Obadiah Bruen Brown Family papers
Collection Scope and Content
This collection contains letters, deeds, wills, one photograph, one postcard, and GWU course lecture cards all related to the family of Russell Train. The three prominent members of the family represented in the collection are Obadiah Bruen Brown, his son William Van Horne Brown, and Obadiah's grandson George Whitfield Brown. The material dates from 1807-1941.
The material is for the most part organized in the order established by the Donor Russell Train and retains the original folder headings. This does mean that some folders duplicate types of documents and perhaps overlap in dates. As the collection is small enough Special Collection staff deemed that retraining this order did not unduly inhibit a researcher from discovering all important information.
- Creation: 1807-1941
- Train, Russell E. (Person)
Restrictions on Access
This collection is open for research.
Restrictions on Use
Some material may be copyrighted or restricted.

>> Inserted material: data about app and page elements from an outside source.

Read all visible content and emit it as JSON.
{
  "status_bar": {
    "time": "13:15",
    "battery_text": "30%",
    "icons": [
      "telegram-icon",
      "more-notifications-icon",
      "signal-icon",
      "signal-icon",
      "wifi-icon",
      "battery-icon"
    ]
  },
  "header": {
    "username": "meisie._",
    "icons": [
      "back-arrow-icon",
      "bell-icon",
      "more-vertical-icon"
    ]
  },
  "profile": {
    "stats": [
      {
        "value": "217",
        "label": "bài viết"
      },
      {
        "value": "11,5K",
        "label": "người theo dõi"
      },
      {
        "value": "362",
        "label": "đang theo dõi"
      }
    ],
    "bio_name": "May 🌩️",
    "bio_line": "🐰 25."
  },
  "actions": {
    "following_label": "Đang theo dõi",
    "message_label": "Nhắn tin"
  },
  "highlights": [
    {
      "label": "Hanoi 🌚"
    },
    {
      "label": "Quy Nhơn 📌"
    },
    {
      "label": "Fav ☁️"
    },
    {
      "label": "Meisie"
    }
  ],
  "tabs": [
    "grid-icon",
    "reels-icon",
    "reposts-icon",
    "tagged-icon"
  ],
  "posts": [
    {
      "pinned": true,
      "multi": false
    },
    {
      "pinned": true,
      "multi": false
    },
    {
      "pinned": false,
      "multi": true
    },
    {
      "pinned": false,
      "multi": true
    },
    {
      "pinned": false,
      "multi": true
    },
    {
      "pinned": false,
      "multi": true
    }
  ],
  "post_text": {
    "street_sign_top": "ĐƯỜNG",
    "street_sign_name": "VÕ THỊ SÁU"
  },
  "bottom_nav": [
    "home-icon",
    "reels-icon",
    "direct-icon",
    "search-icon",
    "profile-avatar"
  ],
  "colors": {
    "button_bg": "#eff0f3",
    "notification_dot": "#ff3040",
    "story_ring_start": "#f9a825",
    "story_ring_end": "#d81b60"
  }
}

It is the patron's obligation to determine and satisfy copyright or other case restrictions when publishing or otherwise distributing materials found in the collections.

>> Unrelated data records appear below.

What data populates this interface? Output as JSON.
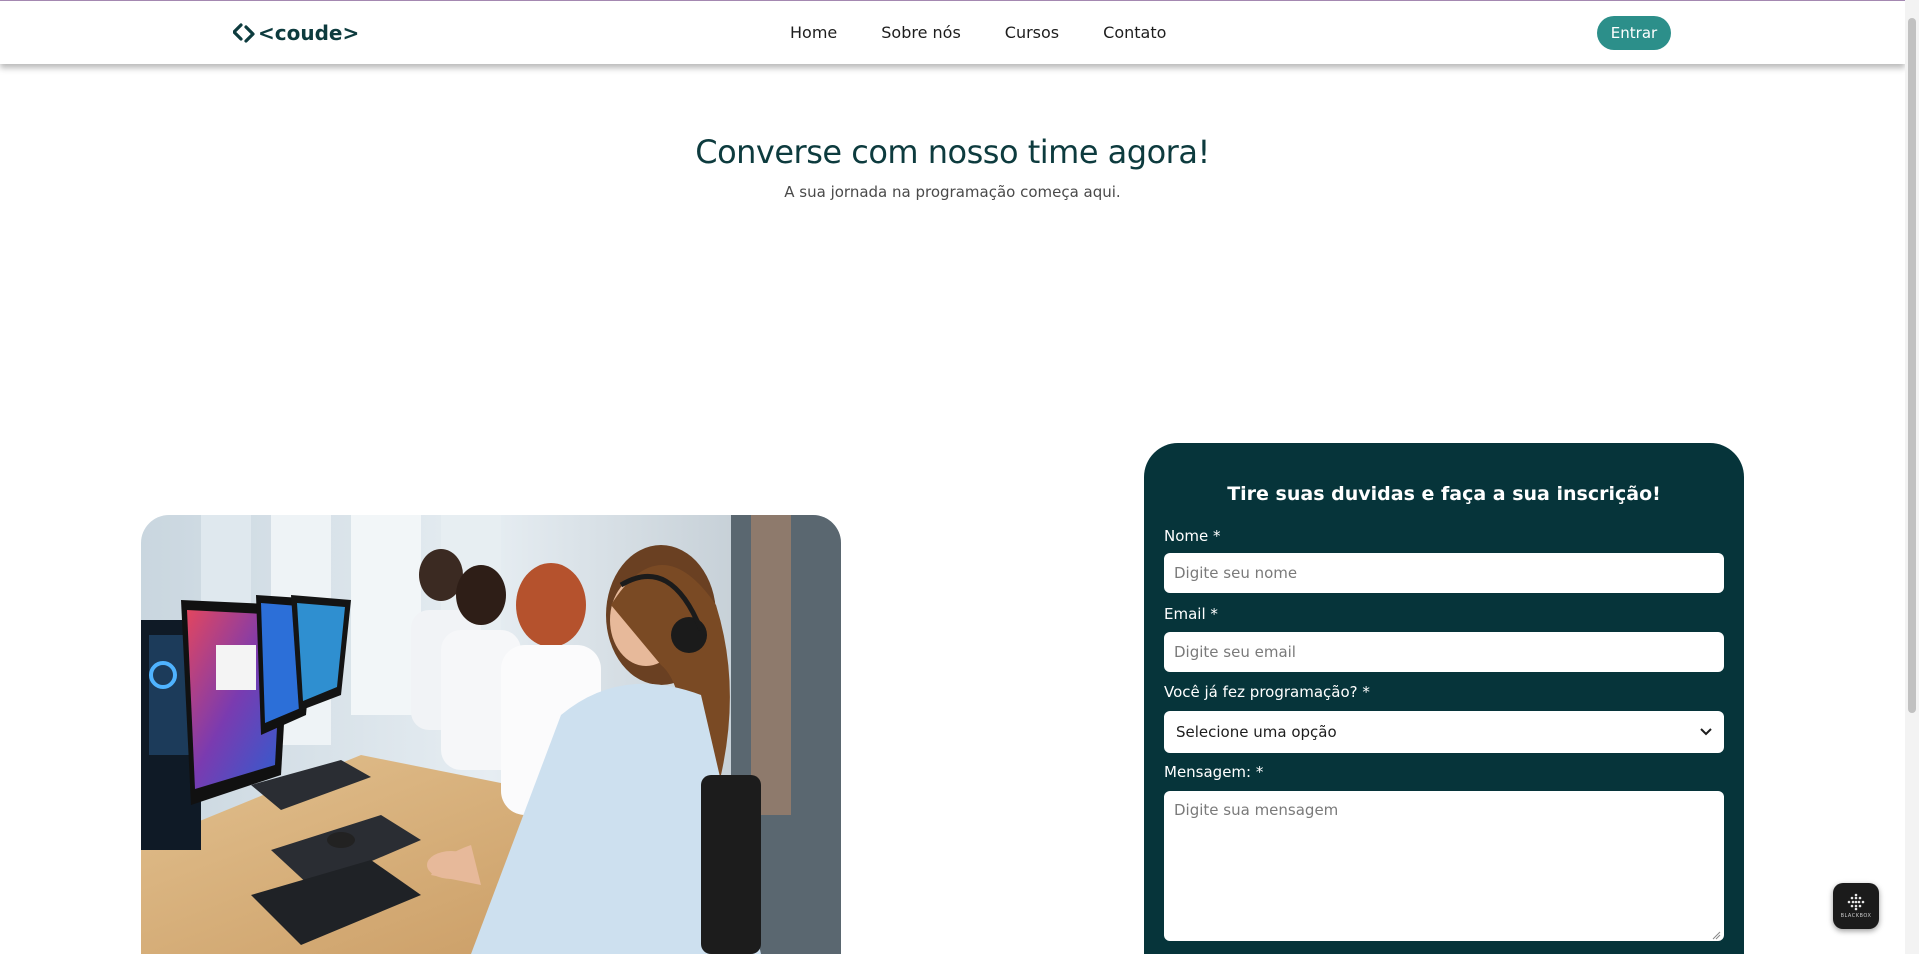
{
  "header": {
    "logo_text": "<coude>",
    "nav": [
      {
        "label": "Home"
      },
      {
        "label": "Sobre nós"
      },
      {
        "label": "Cursos"
      },
      {
        "label": "Contato"
      }
    ],
    "login_label": "Entrar"
  },
  "hero": {
    "title": "Converse com nosso time agora!",
    "subtitle": "A sua jornada na programação começa aqui."
  },
  "form": {
    "title": "Tire suas duvidas e faça a sua inscrição!",
    "name_label": "Nome *",
    "name_placeholder": "Digite seu nome",
    "email_label": "Email *",
    "email_placeholder": "Digite seu email",
    "programming_label": "Você já fez programação? *",
    "programming_selected": "Selecione uma opção",
    "message_label": "Mensagem: *",
    "message_placeholder": "Digite sua mensagem"
  },
  "widget": {
    "label": "BLACKBOX",
    "icon": "blackbox-logo-icon"
  },
  "colors": {
    "brand_dark": "#06343a",
    "accent": "#2c8f8a",
    "title_text": "#0d3b3e"
  }
}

Historical or Biographical Note
Obadiah Bruen Brown (1779-1852) arrived in the city of Washington in 1807 as the first pastor of the First Baptist Church. Born in Newark New Jersey, Brown left home at the age of 17 to study with Baptist Reverend William Van Horne in Scotch Plains, New Jersey. In 1807 at the age of 28, he preached several sermons at the First Baptist Church andy soon after become the pastor. The same year Obadiah Brown become pastor he also began working at the Post Office Department and was elected chaplain of the House of Representatives. He started as a clerk in the Post Office and eventually held the position of Chief of the Contract Division. He married Elizabeth Riley Jackson in 1808. They had four children.
In 1820, Obadiah Brown was an active delegate to the Baptist General Convention in Philadelphia. The delegates to the convention decided to open a Baptist institution of higher education in the District of Columbia. On February 9, 1821, President James Monroe signed the legislation that passed Congress granting a charter for the Columbian College (now George Washington University) which opened later that year. Brown served as the first President of the Board of Trustees of the college and was an instrumental contributor to the first building fund.

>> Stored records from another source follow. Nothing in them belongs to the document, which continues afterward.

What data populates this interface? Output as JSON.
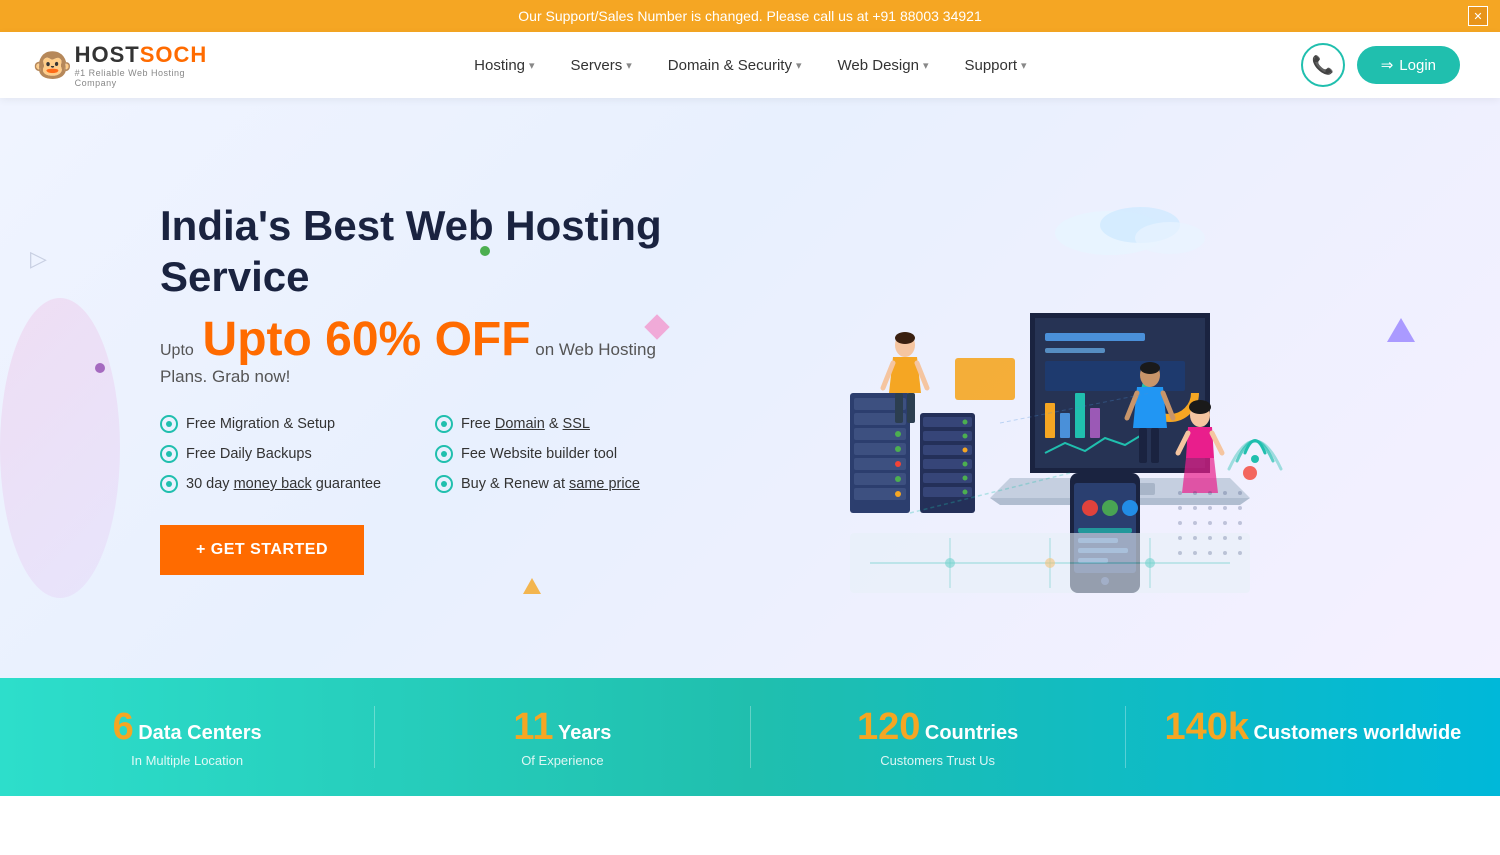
{
  "banner": {
    "text": "Our Support/Sales Number is changed. Please call us at +91 88003 34921",
    "close_label": "✕"
  },
  "header": {
    "logo_text_main": "HOSTSOCH",
    "logo_sub": "#1 Reliable Web Hosting Company",
    "nav_items": [
      {
        "label": "Hosting",
        "has_dropdown": true
      },
      {
        "label": "Servers",
        "has_dropdown": true
      },
      {
        "label": "Domain & Security",
        "has_dropdown": true
      },
      {
        "label": "Web Design",
        "has_dropdown": true
      },
      {
        "label": "Support",
        "has_dropdown": true
      }
    ],
    "phone_icon": "📞",
    "login_icon": "→",
    "login_label": "Login"
  },
  "hero": {
    "title": "India's Best Web Hosting Service",
    "subtitle_prefix": "Upto",
    "subtitle_big": "Upto 60% OFF",
    "subtitle_suffix": "on Web Hosting Plans. Grab now!",
    "features": [
      {
        "text": "Free Migration & Setup"
      },
      {
        "text": "Free Domain & SSL"
      },
      {
        "text": "Free Daily Backups"
      },
      {
        "text": "Fee Website builder tool"
      },
      {
        "text": "30 day money back guarantee"
      },
      {
        "text": "Buy & Renew at same price"
      }
    ],
    "cta_label": "+  GET STARTED"
  },
  "stats": [
    {
      "number": "6",
      "unit": "",
      "label_main": "Data Centers",
      "label_sub": "In Multiple Location"
    },
    {
      "number": "11",
      "unit": "",
      "label_main": "Years",
      "label_sub": "Of Experience"
    },
    {
      "number": "120",
      "unit": "",
      "label_main": "Countries",
      "label_sub": "Customers Trust Us"
    },
    {
      "number": "140",
      "unit": "k",
      "label_main": "Customers worldwide",
      "label_sub": ""
    }
  ],
  "colors": {
    "accent_orange": "#ff6b00",
    "accent_teal": "#20bfae",
    "accent_yellow": "#f5a623",
    "dark_blue": "#1a2340"
  }
}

Brown served as an officer in the American Colonization Society which actively supported the sending of free Black people to the coast of West Africa which subsequently became the colony of Liberia as an alternative to emancipation in the United States.
Obadiah Brown died May 2, 1852 at age 73. He is buried in Oak Hill Cemetery as are his wife Elizabeth, son William and several grandchildren.
Other members of the Brown family included in this collection include William Van Horne Brown and Thomas B. Brown, Obadiah Brown's sons and George Whitfield Brown one of his grandson.
Most of the information about the Obadiah Brown in this biography comes from Russell Train's book The Train Family. This book relates much of the history of the Brown family.
0.5 Linear Feet
Language of Materials
This collection contains documents related to the family of Obadiah Bruen Brown and the records date from 1807-1941. Brown was the pastor of the First Baptist Church in Washington for more than 40 years. He also served as the first President of the Board of Trustees of Columbian College (now George Washington University). The materials in the collection includes letters, wills, deeds and GW course lecture cards.
Arranged in no particular order
Gift of Russell Train, 2008 (Accession 2008.028).
- Guide to the Obadiah Bruen Brown Family papers, 1807-1941
- Special Collections Research Center, The George Washington University
- Description rules
- Describing Archives: A Content Standard
- Language of description
- Script of description
- Language of description note
- Finding aid written in English